Rest easy. This is a photo of a Long Lake Canada Goose attack during the southern migration when, for reasons unknown (to me), the geese only rarely come ashore. At this time of the year, and through the summer, we tend to have “only” 4-5 geese pair on the lake. Oh, and each pair has between 3 and a dozen goslings that survive to what passes for maturity among these critters.

Ending on a more hopeful note, but still sticking to the theme, this is the Flying Geese Hat by Streelymade Designs.

I knit mine in Mirasol Umina. It’s 50% alpaca, 50% merino and lists on Ravelry as an Aran weight. I see it more as a worsted, though.

Good hat. Nice simple crown decrease.

Canada Geese. Beautiful birds. I just wish we weren’t up to our eyeballs in them.

Eek! It’s Scabbers!


I’m not sure he’s Scabbers, of course. But he might be. That would fit in with some recent knitting I’ve done that’s Harry Potter themed, such as a Deathly Hallows Shawl and Dobbie’s pile of hats.

This was my first mystery knit along (MKAL) on Ravelry. I’ve never wanted to join one before because they are often shawls and take a major commitment of time and yarn. I’d rather know what I’m making and, also, whether I have the skills needed. But this MKAL tempted and it was fun.

The teaser said there would be four clues, released four days in a row. It would be an animal who is a small mammal, very sociable, and active at night. Knitters were told they’d need two shades of brown or two shades of gray and a bit of pink. After the first clue, the body (but no tail yet) I definitely smelled a rat.
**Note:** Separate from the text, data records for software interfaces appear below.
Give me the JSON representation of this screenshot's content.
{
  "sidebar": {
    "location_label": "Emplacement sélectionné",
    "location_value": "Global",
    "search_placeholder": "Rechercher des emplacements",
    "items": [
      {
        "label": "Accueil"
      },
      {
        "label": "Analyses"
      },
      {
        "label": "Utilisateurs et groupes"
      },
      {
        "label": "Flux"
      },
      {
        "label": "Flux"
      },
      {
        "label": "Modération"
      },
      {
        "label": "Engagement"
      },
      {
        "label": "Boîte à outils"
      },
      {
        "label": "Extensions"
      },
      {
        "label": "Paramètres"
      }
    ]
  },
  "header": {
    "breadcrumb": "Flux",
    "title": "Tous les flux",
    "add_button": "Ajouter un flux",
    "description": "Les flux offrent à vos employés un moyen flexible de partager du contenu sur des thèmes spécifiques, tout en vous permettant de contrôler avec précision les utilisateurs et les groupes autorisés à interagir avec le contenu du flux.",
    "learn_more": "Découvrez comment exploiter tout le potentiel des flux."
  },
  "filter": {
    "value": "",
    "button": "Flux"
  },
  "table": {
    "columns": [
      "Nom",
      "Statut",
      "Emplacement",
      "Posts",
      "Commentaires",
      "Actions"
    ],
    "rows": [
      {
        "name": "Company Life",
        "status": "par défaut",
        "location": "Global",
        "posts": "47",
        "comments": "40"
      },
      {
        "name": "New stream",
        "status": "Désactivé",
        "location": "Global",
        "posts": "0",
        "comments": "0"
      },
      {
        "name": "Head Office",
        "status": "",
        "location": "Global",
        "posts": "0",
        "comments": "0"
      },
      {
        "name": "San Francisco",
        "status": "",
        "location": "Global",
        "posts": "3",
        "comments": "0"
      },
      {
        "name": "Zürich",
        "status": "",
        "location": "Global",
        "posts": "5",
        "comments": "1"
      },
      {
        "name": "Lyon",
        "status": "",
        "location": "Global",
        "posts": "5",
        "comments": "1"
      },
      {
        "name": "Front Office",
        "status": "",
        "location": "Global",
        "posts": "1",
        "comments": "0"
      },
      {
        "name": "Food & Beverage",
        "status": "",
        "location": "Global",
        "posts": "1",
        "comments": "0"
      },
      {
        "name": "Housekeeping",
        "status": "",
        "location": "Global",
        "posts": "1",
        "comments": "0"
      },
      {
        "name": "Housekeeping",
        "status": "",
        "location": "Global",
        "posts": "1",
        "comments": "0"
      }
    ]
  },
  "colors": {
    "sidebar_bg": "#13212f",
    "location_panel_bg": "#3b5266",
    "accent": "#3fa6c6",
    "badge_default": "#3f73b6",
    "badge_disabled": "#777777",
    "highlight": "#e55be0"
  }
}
I wasn’t thrilled with the prospect at first.

This is Rabbit Hole Knits a/k/a Sara Elizabeth Kellner’s “Rats!” It was an easy knit, on double-pointed needles. As with all small animals, the patterns can be a tad fiddly at times. I’d do a MKAL again, with just a bit of assurance that it wouldn’t be too much of an investment of time.

Kellner has a number of vintage-look animals and stuffies available for download through her website and on Ravelry.

Watch the cheese around the rat, though. I didn’t even have it unwrapped yet and Scabbers already went after it.scabbers2